And, finally, I think we fail our students by transmitting to them a circumscribed sense of their identity as exclusively classicists, a less and less viable identity in the world they will inherit, which will undoubtedly include fewer and smaller Classics departments and fewer students exclusively interested in the classical world -- although that does not have to mean fewer people who think and write and teach about classical antiquity, at least some of the time. We owe it to our students to think harder than we have so far about whether we want to claim and defend a sense of disciplinary autonomy based on the linguistic tools and factual data of what could also -- and perhaps more usefully -- be described as an area study. Fond as we are of thinking of classics as a discipline, doing so can lock us into the position that we -- and, more to the point, our students -- have something to offer only to people interested in classical antiquity, a span of time which -- rich and extensive as we know it to be -- becomes every minute a remoter and proportionally smaller segment of human history.

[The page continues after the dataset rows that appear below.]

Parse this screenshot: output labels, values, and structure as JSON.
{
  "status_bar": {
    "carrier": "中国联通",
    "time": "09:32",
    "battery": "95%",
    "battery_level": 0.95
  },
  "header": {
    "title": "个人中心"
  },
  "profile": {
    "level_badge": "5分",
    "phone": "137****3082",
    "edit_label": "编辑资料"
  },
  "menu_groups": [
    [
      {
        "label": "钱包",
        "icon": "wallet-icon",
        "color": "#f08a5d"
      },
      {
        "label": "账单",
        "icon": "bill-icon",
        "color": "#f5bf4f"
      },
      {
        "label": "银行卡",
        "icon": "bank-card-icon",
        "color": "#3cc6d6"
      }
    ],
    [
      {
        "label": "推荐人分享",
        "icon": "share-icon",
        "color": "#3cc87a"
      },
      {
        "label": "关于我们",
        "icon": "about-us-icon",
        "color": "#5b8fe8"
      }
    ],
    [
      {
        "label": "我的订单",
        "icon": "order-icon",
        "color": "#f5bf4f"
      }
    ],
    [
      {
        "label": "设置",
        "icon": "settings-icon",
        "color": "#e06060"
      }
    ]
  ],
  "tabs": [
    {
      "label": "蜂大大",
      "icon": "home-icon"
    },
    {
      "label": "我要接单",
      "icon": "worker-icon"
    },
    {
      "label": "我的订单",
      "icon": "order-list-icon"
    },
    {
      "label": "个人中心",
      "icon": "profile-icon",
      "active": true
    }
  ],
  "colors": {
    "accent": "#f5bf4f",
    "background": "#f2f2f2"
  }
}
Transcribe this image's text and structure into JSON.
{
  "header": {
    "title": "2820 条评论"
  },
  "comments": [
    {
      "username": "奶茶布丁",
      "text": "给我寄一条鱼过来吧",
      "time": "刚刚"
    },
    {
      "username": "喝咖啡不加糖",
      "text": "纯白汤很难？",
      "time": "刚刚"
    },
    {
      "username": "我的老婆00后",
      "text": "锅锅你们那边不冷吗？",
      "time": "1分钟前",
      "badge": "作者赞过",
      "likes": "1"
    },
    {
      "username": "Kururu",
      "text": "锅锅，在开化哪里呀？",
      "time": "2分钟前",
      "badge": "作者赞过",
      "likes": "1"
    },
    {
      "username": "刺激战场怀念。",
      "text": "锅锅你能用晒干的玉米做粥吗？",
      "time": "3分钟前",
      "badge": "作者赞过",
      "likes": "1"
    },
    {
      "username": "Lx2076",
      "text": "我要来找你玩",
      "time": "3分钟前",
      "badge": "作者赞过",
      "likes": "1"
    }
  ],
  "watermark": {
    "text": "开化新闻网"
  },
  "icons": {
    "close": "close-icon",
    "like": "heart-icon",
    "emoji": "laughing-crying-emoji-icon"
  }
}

I won't try now to sketch out the practical implications of such rethinking, but one direction in which it surely points is towards a more wholehearted partnership with other disciplines than we have so far had. We have to be more willing to learn from other disciplines, to see their concerns as central, and to allow them to affect the way we carry on our own business -- to take seriously those things people who are deciding not to study Greek and Latin are choosing to do instead. We have to start seeing the teaching of graduate students in fields other than Classics -- students without our familiar commitments to the ancient languages and to the totality of Altertumswissenschaft - - as equally central to our mission. We surely are moving, and should be moving, towards a situation in which fewer people get PhD's in Classics and more people with PhD's in other fields are qualified -- with our help -- to talk about the ancient world. And as we think about the mix of pursuits that make up the intense but relatively brief segment of a career-long learning process that graduate school represents, we have to make room -- at the partial expense of those familiar commitments -- for serious and prolonged engagement with the practices of other disciplines, not as additional window dressing that will improve a student's marketability, but as constituents of his or her intellectual makeup. There is no nifty variation on business-as-usual that will position our students to reclaim the past prominence of our field in the academic landscape. It is by helping them to become full participants in the conversations going on among those who do not define themselves as classicists that we can best prepare them for flourishing professional lives.